> TASK OBJECTIVE:
Write each line out a second time, exactly as shown below.
--- GIVEN RECORDS ---
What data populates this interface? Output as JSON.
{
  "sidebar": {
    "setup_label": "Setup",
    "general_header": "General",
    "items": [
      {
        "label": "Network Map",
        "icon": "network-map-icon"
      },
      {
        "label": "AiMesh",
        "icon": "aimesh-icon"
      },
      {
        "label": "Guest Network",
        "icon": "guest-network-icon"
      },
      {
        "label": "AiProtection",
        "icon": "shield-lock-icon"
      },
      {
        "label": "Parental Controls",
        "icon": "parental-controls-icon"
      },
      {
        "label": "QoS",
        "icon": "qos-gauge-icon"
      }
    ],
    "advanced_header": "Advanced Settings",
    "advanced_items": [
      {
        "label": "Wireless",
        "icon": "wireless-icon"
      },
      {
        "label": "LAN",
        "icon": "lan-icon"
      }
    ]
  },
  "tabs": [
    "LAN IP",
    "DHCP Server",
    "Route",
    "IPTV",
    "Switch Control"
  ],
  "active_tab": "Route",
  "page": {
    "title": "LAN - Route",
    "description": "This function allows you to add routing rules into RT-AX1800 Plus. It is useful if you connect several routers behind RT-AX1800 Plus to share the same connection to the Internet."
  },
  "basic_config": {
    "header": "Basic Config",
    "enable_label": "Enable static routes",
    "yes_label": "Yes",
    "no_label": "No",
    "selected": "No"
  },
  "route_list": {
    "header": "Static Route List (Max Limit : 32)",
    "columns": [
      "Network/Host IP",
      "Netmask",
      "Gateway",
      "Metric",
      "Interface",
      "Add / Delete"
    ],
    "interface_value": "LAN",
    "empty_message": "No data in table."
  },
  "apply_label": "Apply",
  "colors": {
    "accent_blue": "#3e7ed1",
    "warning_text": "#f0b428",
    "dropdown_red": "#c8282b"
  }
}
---
> COMPLETED TASK:
What data populates this interface? Output as JSON.
{
  "sidebar": {
    "setup_label": "Setup",
    "general_header": "General",
    "items": [
      {
        "label": "Network Map",
        "icon": "network-map-icon"
      },
      {
        "label": "AiMesh",
        "icon": "aimesh-icon"
      },
      {
        "label": "Guest Network",
        "icon": "guest-network-icon"
      },
      {
        "label": "AiProtection",
        "icon": "shield-lock-icon"
      },
      {
        "label": "Parental Controls",
        "icon": "parental-controls-icon"
      },
      {
        "label": "QoS",
        "icon": "qos-gauge-icon"
      }
    ],
    "advanced_header": "Advanced Settings",
    "advanced_items": [
      {
        "label": "Wireless",
        "icon": "wireless-icon"
      },
      {
        "label": "LAN",
        "icon": "lan-icon"
      }
    ]
  },
  "tabs": [
    "LAN IP",
    "DHCP Server",
    "Route",
    "IPTV",
    "Switch Control"
  ],
  "active_tab": "Route",
  "page": {
    "title": "LAN - Route",
    "description": "This function allows you to add routing rules into RT-AX1800 Plus. It is useful if you connect several routers behind RT-AX1800 Plus to share the same connection to the Internet."
  },
  "basic_config": {
    "header": "Basic Config",
    "enable_label": "Enable static routes",
    "yes_label": "Yes",
    "no_label": "No",
    "selected": "No"
  },
  "route_list": {
    "header": "Static Route List (Max Limit : 32)",
    "columns": [
      "Network/Host IP",
      "Netmask",
      "Gateway",
      "Metric",
      "Interface",
      "Add / Delete"
    ],
    "interface_value": "LAN",
    "empty_message": "No data in table."
  },
  "apply_label": "Apply",
  "colors": {
    "accent_blue": "#3e7ed1",
    "warning_text": "#f0b428",
    "dropdown_red": "#c8282b"
  }
}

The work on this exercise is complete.